13 July 2006

Eating reports

Found a few articles today about Britain's Economic and Social Research Council's recent report about stress-induced eating habits.

University of Leeds researchers looked at the relationship between snacking and stress. "Stress" isn't defined as really big things such as losing your job or a death or an accident. What they were looking at can be classified as life's minor annoyances--misplacing your keys, a line-up at the ATM, the loud mobile phone talker on the train...That sort of thing.

In sum,

  • Subjects who reported at least one minor hassle per day ate less at their main meals, but ate "significantly" more between-meal snacks;
  • In an annoying day (one where subjects had several hassles), female reached for fatty and/or sugary snacks; on such days, both sexes ate fewer vegetable portions;
  • As the week went on (and hassles mounted), subjects (especially men) ate more fibre and fat;
  • "Ego-threatening, interpersonal and work-related" stressors triggered more snacking, but subjects ate less when faced with "physical" stressors;
  • Dieters, emotional eaters, those who eat because of external factors (because they smell or see something), overeaters, along with obese people and women are more likely to snack when stressed;
  • Subjects in a demanding job where they have little control snack more;
  • Women who work longer hours (undefined afaik), eat more sugar and fat, exercise less, and (those who smoke) smoke more, and
  • Men and women who work longer hours drink less alcohol.


I'm reading the articles and the report brief and a couple of things pop to mind...

I'm not surprised--when people are stressed, they look for comfort food. For many, this means foods that are high in fats and carbs. Let's face it, a broccoli floret really doesn't make me feel better when I'm stressed.

I've read somewhere that it's programming from long back that corresponds to the fight-or-flight response. Scientifically, carbs increase tryptophan that releases serotonin into our brains. In other words, carb-rich foods make us happy.

The other thing that came to mind was last week's StatsCan article on the Canadian diet, and in particular, cbc.ca's headline "Most Canadians aren't eating a balanced diet - too much fat, too few veg."

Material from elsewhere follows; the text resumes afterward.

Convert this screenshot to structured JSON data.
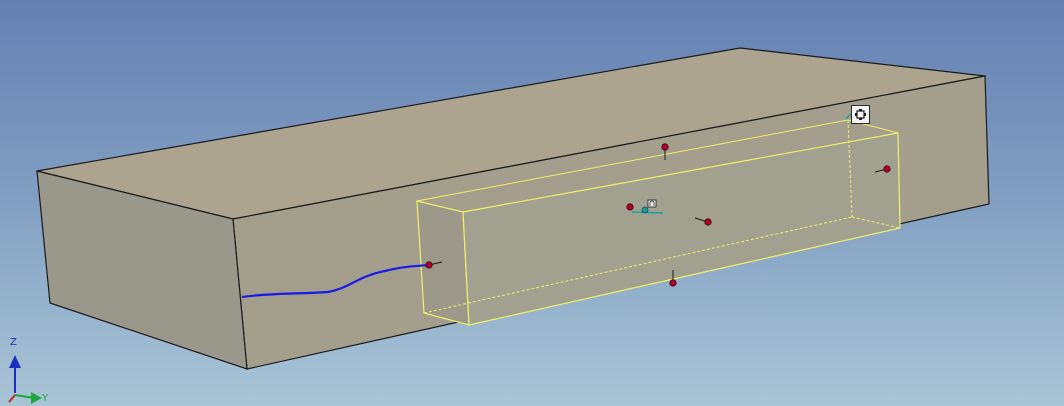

On the positive side, our diet is improving, but it's still not a great way to eat...especially when you realize that 25 per cent of those polled ate fast food take-away within the previous 24 hours. Snacking accounts for more of our caloric intake than breakfast (the most important meal of the day, or so I was told)--18 per cent of our daily consumed calories came from breakfast compared to 23 per cent from snacks. 41 per cent of our snacking calories come from the "other food category" (not milk, meat, grains, fruits & veg).

As for me, I'd say...yeah, when I'm stressed chocolate and caffeine keeps me going throughout the day. I'm actually quite conscious about eating more veg (and starches) when I'm stressed--I feel better balanced when I avoid meat. That said, sometimes, on a particularly bad day, week or month, a beautifully grilled, thick and juicy steak appeals to my carnivorous nature and soothes the beast within...

Mind you, you will soon see how I've been dealing with my recent stresses...




Anonymous said...

Very interesting, Jasmine.

I definitely notice the link between the stress I experience and my eating habits. It's like it gives my body something to do other than worry about whatever is stressing me out!

Jen said...

Great post. I agree I sometimes eat for comfort, and there's nothing like comfort than a nice thick slab of chocolate or maybe a tub of ice cream. It's too bad that our minds don't constitute vegies for comfort food.

Erin S. said...

thanks for the info jasmine. I definitely notice that when I'm feeling more stressed/busy at work I "let" myself have a non-diet soda or sugary snacks because "I deserve it". At least that's the mentality....

Anonymous said...

Hi Jasmine - this may be out of topic but I've read an article that children in the uk who tried new (better) school dinners after Jamie's programme can concentrate much better in the class. We all need chocolate or sugary snacks time to time but I think knowing what we're eating is important... I'm glad your ankle is better now :) take care.

jasmine said...

Hello all

I wonder when someone "important" will notice the correlation between the standard diet and stress eating.

Keiko--not surprised about the schools study. I think it carries on into real life. I know a number of people who don't eat anything for breakfast and lets just say they are pretty dysfunctional until lunch...